[Data records]
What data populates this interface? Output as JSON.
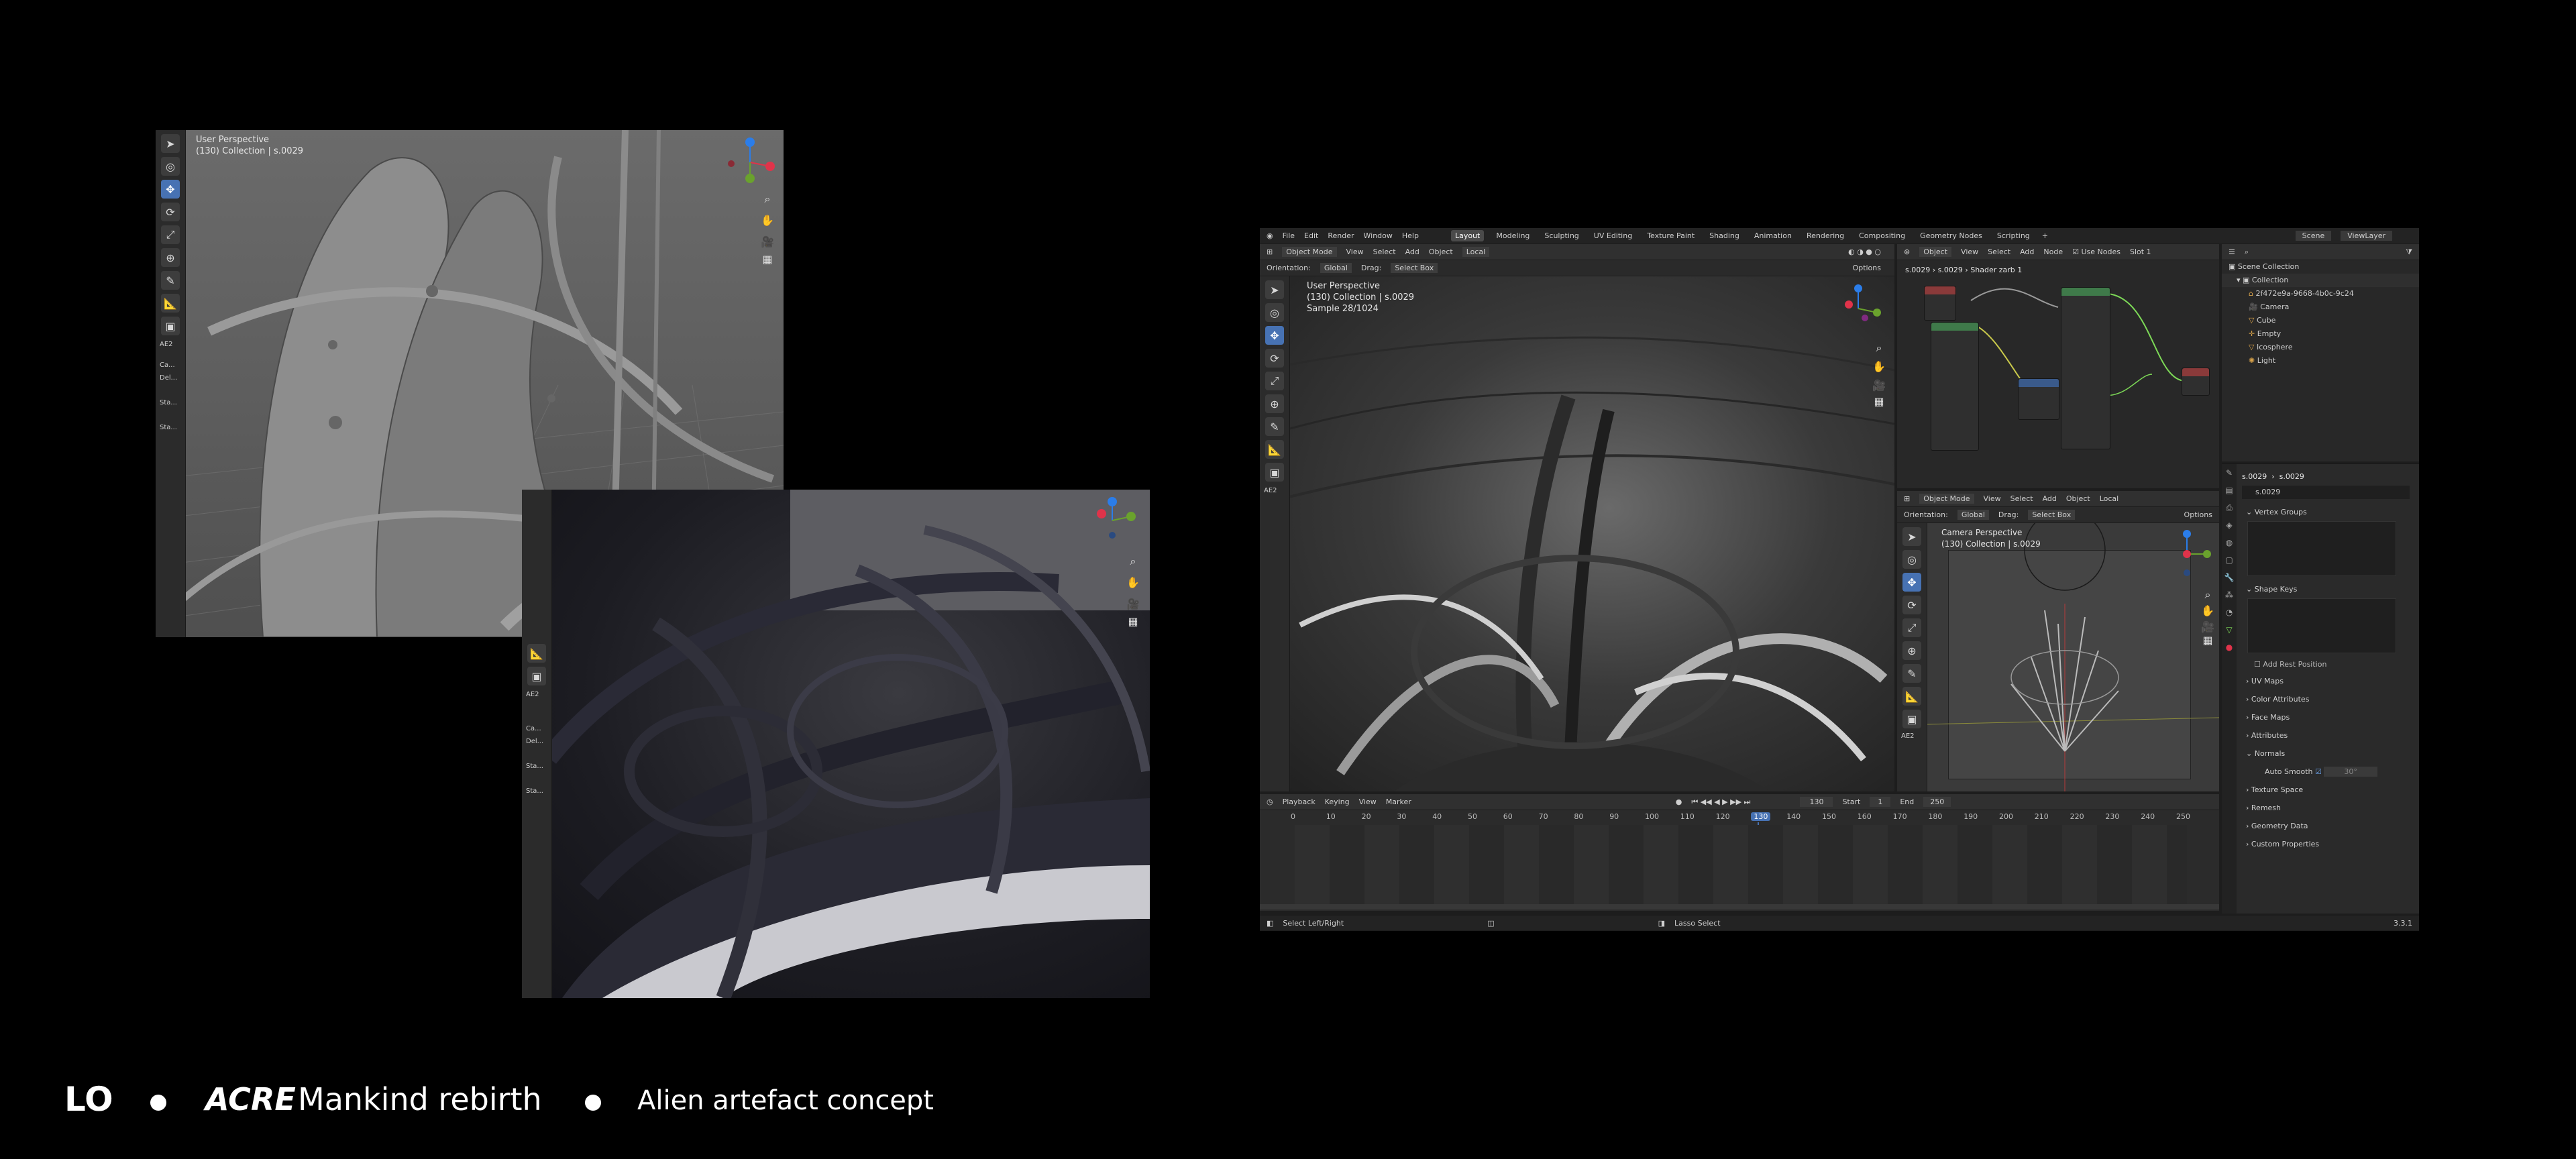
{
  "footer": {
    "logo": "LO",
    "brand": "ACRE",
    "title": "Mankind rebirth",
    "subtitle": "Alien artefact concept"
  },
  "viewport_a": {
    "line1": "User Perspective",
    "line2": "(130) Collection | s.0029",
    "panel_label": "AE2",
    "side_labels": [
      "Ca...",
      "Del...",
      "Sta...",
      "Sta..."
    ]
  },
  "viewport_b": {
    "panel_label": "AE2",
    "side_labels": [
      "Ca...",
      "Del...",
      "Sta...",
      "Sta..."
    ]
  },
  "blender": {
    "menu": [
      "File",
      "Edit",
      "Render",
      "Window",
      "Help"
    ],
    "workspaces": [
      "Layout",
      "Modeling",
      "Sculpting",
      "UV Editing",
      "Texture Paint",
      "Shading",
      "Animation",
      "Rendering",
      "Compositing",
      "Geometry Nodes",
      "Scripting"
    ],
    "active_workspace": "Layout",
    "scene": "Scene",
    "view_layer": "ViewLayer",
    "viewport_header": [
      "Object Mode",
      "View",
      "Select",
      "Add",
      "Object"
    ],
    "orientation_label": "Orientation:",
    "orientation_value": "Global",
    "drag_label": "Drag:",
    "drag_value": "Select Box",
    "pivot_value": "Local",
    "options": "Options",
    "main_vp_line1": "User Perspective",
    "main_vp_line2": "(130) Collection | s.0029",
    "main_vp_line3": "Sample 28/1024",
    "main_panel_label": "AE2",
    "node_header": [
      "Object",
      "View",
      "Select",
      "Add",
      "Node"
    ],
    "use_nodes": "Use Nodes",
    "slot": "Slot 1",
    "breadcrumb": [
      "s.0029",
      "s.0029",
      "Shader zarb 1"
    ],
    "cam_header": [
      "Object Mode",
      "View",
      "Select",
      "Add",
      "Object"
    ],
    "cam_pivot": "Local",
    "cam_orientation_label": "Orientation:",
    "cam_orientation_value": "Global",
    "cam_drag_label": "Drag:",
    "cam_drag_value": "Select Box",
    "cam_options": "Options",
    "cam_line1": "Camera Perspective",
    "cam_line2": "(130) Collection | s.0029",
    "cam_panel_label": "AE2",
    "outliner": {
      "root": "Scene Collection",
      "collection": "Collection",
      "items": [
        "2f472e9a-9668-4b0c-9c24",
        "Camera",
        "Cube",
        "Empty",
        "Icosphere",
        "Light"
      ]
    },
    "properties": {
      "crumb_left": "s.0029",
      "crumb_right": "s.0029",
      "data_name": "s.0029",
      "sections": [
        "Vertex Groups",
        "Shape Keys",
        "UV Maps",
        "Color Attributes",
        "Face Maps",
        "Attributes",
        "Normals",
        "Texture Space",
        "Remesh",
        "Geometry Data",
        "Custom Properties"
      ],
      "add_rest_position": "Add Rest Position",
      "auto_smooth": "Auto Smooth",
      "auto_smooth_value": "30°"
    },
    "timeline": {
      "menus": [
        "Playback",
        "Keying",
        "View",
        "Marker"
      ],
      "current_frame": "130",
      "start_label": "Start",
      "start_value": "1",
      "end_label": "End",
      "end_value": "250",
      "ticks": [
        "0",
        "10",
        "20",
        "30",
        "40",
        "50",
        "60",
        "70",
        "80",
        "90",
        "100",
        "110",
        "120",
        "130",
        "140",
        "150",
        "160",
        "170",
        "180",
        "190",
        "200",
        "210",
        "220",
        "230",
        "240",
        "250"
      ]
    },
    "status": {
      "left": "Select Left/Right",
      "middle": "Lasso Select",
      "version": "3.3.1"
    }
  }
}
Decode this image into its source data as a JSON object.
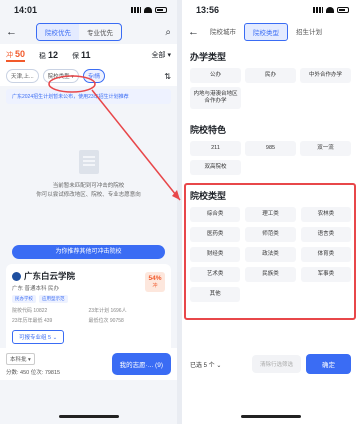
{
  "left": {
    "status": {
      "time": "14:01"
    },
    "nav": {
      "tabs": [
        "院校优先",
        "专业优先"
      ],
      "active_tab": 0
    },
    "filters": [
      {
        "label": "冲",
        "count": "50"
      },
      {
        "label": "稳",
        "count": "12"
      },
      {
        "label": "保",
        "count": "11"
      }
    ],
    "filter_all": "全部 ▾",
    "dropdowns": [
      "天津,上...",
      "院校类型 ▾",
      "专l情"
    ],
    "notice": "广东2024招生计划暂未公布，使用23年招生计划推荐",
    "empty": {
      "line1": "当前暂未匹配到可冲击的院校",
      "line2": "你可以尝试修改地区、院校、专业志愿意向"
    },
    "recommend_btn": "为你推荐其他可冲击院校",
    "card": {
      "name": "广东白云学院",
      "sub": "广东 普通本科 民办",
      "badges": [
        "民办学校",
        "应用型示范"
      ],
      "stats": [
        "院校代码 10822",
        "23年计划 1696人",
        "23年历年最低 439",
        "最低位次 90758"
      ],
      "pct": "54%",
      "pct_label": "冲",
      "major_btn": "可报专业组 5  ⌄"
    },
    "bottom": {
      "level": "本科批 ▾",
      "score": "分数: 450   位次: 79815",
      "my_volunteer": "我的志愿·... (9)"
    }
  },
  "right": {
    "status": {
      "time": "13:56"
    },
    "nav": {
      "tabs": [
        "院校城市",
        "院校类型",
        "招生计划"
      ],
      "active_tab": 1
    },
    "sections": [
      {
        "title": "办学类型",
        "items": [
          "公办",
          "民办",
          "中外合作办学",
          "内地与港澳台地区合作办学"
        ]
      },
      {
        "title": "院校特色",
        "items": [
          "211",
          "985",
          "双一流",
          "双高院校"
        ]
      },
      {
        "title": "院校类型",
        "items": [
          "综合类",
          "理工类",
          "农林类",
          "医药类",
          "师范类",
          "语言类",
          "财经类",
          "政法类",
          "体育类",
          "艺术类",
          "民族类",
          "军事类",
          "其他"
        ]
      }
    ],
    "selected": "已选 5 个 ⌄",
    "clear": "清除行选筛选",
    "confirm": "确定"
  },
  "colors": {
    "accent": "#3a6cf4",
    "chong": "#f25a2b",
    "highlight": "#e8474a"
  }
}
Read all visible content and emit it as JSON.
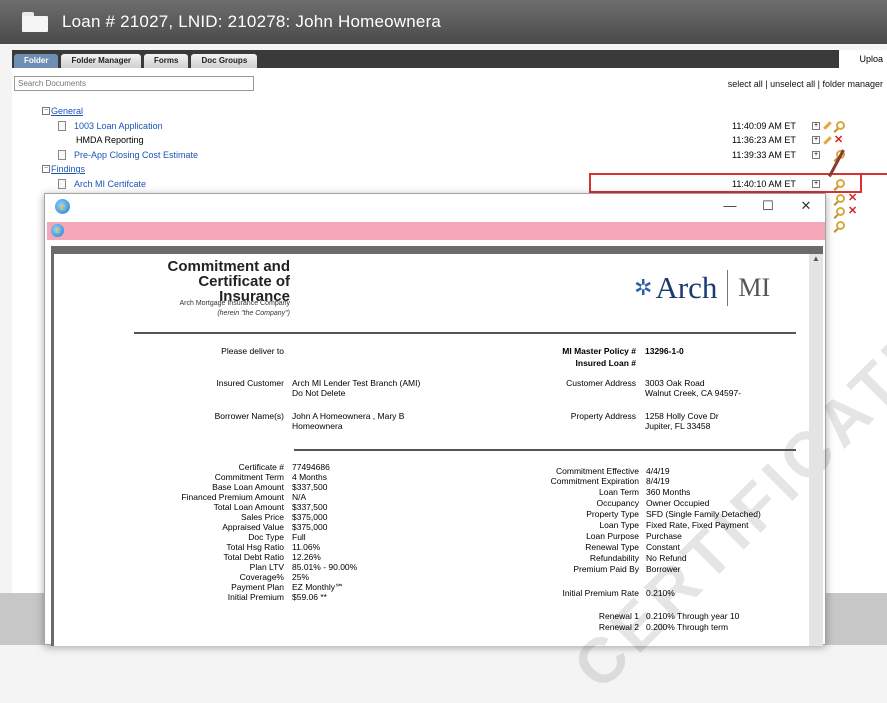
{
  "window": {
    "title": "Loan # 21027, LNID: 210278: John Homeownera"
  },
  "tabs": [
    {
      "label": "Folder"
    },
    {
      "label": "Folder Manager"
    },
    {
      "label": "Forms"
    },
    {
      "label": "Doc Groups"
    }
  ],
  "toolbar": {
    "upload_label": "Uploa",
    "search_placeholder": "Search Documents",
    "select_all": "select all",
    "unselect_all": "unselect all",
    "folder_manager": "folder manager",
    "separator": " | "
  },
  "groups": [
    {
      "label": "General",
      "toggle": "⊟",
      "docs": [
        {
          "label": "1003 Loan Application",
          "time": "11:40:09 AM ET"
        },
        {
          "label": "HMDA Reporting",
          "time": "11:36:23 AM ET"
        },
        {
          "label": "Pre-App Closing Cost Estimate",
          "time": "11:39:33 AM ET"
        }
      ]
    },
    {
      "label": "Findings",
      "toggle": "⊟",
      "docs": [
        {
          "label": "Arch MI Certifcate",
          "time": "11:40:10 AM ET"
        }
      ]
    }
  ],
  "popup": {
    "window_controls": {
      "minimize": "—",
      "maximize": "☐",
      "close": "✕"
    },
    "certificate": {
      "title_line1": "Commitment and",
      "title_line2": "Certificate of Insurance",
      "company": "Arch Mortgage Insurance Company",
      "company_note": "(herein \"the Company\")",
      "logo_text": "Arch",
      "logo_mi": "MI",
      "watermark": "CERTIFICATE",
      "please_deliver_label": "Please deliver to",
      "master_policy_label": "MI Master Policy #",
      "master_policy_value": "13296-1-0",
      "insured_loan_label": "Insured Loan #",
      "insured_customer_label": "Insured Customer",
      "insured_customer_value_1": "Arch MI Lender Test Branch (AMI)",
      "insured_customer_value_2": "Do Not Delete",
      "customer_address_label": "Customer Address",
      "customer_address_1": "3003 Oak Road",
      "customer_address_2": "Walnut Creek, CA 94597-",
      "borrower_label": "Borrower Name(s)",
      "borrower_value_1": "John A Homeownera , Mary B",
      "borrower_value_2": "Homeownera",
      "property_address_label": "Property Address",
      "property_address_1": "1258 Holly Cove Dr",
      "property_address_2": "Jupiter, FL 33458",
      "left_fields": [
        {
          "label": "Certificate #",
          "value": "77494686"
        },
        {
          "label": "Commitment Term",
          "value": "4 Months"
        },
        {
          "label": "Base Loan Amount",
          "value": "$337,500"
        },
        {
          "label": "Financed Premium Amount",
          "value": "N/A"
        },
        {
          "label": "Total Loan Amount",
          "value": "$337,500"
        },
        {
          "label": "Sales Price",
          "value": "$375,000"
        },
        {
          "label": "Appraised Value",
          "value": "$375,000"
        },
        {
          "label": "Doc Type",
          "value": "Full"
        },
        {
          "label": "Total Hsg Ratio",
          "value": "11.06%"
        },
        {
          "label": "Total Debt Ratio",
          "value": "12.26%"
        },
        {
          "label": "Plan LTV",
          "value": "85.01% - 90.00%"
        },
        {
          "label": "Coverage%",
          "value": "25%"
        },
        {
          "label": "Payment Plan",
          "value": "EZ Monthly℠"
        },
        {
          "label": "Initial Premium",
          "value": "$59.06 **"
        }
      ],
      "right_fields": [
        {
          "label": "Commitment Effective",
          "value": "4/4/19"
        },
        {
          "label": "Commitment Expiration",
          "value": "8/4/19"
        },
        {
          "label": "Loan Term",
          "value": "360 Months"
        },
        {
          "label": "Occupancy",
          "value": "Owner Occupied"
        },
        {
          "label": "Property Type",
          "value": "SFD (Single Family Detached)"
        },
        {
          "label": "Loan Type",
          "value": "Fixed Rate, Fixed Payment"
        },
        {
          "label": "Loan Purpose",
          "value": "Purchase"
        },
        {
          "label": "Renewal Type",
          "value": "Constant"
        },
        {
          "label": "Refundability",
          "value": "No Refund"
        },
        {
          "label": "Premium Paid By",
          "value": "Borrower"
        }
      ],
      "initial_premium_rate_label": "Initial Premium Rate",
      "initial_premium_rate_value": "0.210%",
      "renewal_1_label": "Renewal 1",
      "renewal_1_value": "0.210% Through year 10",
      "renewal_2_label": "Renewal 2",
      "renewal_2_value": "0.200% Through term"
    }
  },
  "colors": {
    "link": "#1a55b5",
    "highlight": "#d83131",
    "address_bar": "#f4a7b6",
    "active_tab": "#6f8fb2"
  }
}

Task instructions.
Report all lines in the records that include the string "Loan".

Exercise output.
    "title": "Loan # 21027, LNID: 210278: John Homeownera"
          "label": "1003 Loan Application",
      "insured_loan_label": "Insured Loan #",
          "label": "Base Loan Amount",
          "label": "Total Loan Amount",
          "label": "Loan Term",
          "label": "Loan Type",
          "label": "Loan Purpose",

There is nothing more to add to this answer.